AN MP has called for an inquiry into a mobile drink service that delivers alcohol after hours.
Portsmouth North MP Penny Mordaunt has asked the Chief Constable of Hampshire Constabulary to look into After Shottz, which delivers alcohol, cigarettes and condoms. Mr Marshall has asked to be briefed on the issue.
Ms Mordaunt discovered the service, which delivers to the PO area between 8pm and 5am and was granted a licence by Portsmouth City Council, after leaflets were distributed to thousands of homes.
She said: ‘This is definitely something we should be concerned about. It smacks of irresponsibility.
‘Just because it’s not people drinking on the street and drinking at home instead, it doesn’t mean it’s not causing problems and anti-social behaviour. House parties can still get out of control.
‘At a time when we’re restricting licences for pubs and restaurants, it seems strange we’re permitting licences for this kind of service. We need to have a bit of consistency in the direction we’re heading.’
Ms Mordaunt said she met Mr Marshall and he assured her he would look into the matter.
Mr Marshall said: ‘Alcohol plays a big part in domestic violence and alcohol-related violence late at night is a high priority for police.
‘I want all licensed premises in Hampshire, retailers as well as venues, to take a responsible approach to the sale of alcohol and the effects it has on the wider community. We will look to close down or impose conditions upon any problem licensed premises or alcohol retailer.’

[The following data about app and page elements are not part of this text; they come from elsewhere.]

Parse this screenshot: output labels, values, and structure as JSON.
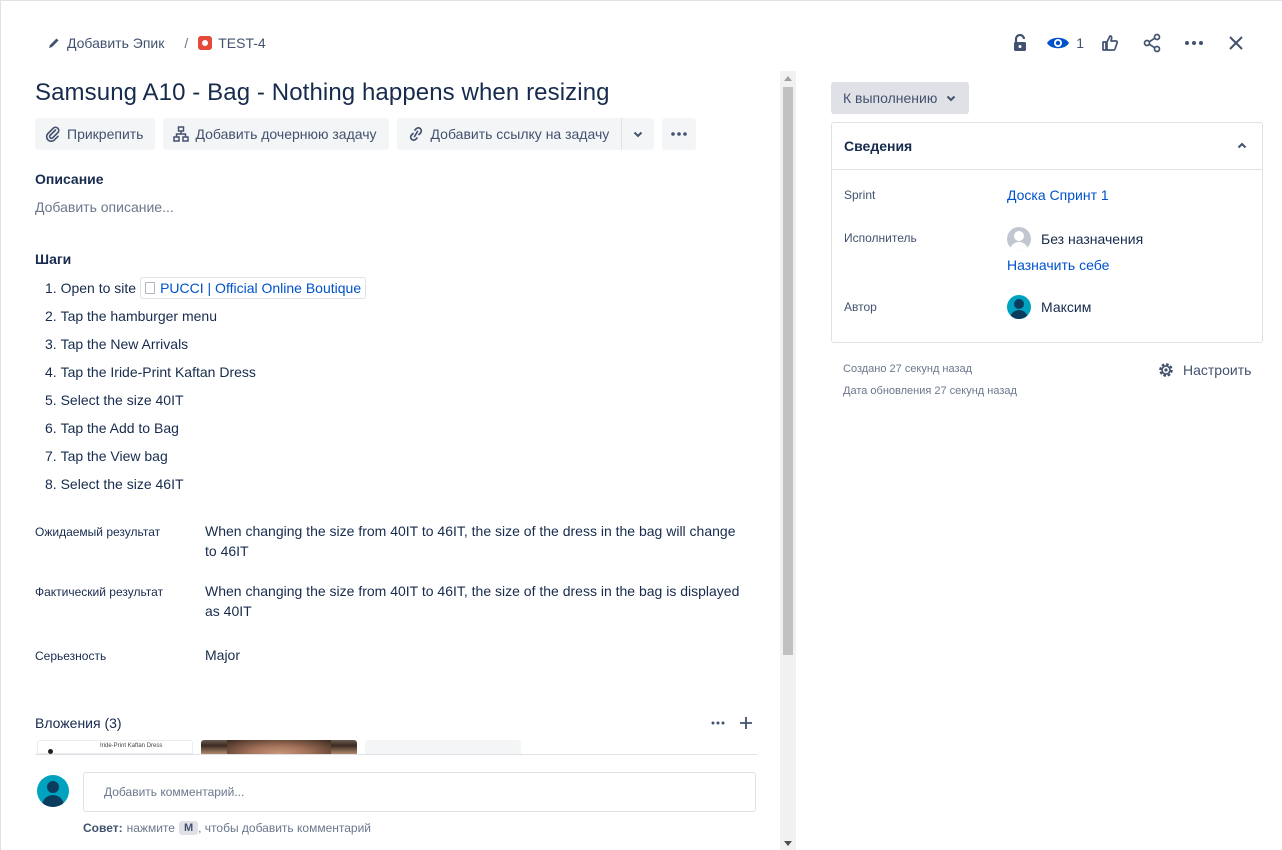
{
  "header": {
    "add_epic_label": "Добавить Эпик",
    "separator": "/",
    "issue_key": "TEST-4",
    "watchers_count": "1"
  },
  "issue": {
    "title": "Samsung A10 - Bag - Nothing happens when resizing",
    "actions": {
      "attach": "Прикрепить",
      "add_child": "Добавить дочернюю задачу",
      "add_link": "Добавить ссылку на задачу"
    },
    "description": {
      "label": "Описание",
      "placeholder": "Добавить описание..."
    },
    "steps": {
      "label": "Шаги",
      "items": [
        {
          "num": "1.",
          "text": "Open to site",
          "link": "PUCCI | Official Online Boutique"
        },
        {
          "num": "2.",
          "text": "Tap the hamburger menu"
        },
        {
          "num": "3.",
          "text": "Tap the New Arrivals"
        },
        {
          "num": "4.",
          "text": "Tap the Iride-Print Kaftan Dress"
        },
        {
          "num": "5.",
          "text": "Select the size 40IT"
        },
        {
          "num": "6.",
          "text": "Tap the Add to Bag"
        },
        {
          "num": "7.",
          "text": "Tap the View bag"
        },
        {
          "num": "8.",
          "text": "Select the size 46IT"
        }
      ]
    },
    "fields": {
      "expected_label": "Ожидаемый результат",
      "expected_value": "When changing the size from 40IT to 46IT, the size of the dress in the bag will change to 46IT",
      "actual_label": "Фактический результат",
      "actual_value": "When changing the size from 40IT to 46IT, the size of the dress in the bag is displayed as 40IT",
      "severity_label": "Серьезность",
      "severity_value": "Major"
    },
    "attachments": {
      "label": "Вложения (3)",
      "thumb1_caption": "Iride-Print Kaftan Dress"
    },
    "comment": {
      "placeholder": "Добавить комментарий...",
      "tip_prefix": "Совет:",
      "tip_text1": "нажмите",
      "tip_key": "M",
      "tip_text2": ", чтобы добавить комментарий"
    }
  },
  "sidebar": {
    "status": "К выполнению",
    "details_title": "Сведения",
    "sprint_label": "Sprint",
    "sprint_value": "Доска Спринт 1",
    "assignee_label": "Исполнитель",
    "assignee_value": "Без назначения",
    "assign_to_me": "Назначить себе",
    "reporter_label": "Автор",
    "reporter_value": "Максим",
    "created": "Создано 27 секунд назад",
    "updated": "Дата обновления 27 секунд назад",
    "configure": "Настроить"
  },
  "colors": {
    "link": "#0052cc",
    "bug": "#e5493a",
    "avatar": "#00a3bf"
  }
}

Meanwhile health officials have raised concerns about drink being readily available in the city – which has the highest drink-related hospital admissions in the south east.
Dr Paul Edmondson-Jones, director of public health for NHS Portsmouth, said: ‘We need to restrict the supply of alcohol and not make it even more readily available. The culture of “booze on tap 24 hours a day” is one that horrifies me. At some point society has to take a stand and say “this is something we do not want”.’
After Shottz, which promises to ‘keep your party fuelled throughout the night’, was granted a licence in November. A previous application was denied due to police concerns over staff training, how the company would ID customers, and the safety of vehicles. These were addressed.
Paul Lynam, joint owner of the company, said: ‘If people are going to drink, they’re going to drink. We’re not doing anything wrong. This is a completely legitimate business. Other places have this service.
‘It’s not just young people who use us. A lot of middle-aged people do. We’ve done 310 jobs since starting and we’ve had no trouble.’
The city council said a licence was granted because no objections were made the second time round. Objections have to relate to the prevention of crime and disorder, public safety, prevention of nuisance and protection of children from harm. Public health is not a consideration.
Nickii Humphreys, the council’s licensing manager, said: ‘In the absence of any representations, the law states that the licence must be granted.’
She added: ‘The council will always respond to and investigate complaints where there are concerns that a licence holder may not be complying with the law or the terms of a licence. No complaints or other information have come to light in respect of this particular licence.’